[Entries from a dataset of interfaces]

========================================================================

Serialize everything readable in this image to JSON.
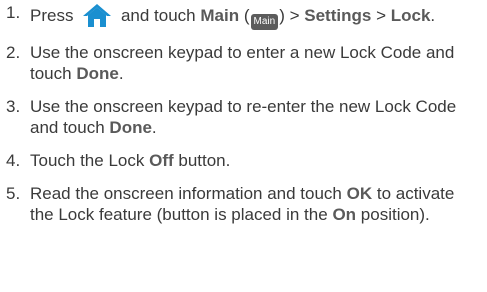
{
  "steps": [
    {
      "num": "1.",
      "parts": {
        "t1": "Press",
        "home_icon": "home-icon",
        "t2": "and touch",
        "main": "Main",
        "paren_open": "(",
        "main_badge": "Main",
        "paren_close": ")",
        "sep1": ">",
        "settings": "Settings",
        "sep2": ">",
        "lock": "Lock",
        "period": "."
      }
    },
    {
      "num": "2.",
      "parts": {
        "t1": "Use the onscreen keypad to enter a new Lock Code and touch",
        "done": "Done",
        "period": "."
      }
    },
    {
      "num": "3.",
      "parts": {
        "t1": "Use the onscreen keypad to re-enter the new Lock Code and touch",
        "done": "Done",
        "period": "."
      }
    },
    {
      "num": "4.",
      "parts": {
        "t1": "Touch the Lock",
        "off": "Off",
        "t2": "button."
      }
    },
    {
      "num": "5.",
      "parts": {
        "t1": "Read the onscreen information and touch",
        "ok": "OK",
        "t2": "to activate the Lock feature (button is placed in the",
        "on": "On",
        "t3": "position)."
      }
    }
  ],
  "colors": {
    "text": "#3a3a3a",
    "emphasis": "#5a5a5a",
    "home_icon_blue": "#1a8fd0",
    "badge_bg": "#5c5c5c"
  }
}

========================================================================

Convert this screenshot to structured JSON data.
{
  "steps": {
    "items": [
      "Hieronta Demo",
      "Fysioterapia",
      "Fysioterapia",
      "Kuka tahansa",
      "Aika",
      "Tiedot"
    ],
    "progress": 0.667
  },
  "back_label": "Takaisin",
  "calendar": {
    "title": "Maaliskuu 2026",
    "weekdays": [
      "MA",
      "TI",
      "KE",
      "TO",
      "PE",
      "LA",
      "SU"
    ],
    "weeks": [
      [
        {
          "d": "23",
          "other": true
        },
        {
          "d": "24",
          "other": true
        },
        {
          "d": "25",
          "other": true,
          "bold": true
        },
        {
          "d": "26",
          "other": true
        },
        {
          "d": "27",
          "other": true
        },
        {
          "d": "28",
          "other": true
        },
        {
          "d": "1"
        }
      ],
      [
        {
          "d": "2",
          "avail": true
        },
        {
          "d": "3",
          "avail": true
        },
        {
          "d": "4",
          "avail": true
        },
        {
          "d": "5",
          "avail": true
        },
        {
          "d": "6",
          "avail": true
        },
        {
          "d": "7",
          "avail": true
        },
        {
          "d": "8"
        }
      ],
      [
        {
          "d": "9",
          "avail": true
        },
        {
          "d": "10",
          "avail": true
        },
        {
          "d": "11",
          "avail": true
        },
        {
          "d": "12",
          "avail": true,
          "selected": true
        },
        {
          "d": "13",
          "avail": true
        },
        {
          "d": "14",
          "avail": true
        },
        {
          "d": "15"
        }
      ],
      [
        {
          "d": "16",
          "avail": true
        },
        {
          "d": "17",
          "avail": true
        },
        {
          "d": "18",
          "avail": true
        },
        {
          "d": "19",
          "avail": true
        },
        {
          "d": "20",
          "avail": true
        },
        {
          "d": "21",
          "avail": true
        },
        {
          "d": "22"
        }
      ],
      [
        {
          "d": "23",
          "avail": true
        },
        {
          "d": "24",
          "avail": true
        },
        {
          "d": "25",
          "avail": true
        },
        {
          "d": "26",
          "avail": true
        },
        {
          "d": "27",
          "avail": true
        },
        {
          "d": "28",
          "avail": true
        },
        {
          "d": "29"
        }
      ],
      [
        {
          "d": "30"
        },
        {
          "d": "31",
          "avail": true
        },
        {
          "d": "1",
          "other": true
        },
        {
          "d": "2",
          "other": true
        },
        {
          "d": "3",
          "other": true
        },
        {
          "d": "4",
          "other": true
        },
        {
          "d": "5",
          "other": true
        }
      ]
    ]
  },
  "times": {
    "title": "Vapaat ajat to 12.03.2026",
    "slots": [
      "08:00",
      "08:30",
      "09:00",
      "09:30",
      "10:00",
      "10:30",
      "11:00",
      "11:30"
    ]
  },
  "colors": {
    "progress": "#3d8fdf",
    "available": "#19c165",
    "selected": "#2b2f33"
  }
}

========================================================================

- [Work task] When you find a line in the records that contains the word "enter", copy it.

- [Solution to this problem]
        "t1": "Use the onscreen keypad to enter a new Lock Code and touch",
        "t1": "Use the onscreen keypad to re-enter the new Lock Code and touch",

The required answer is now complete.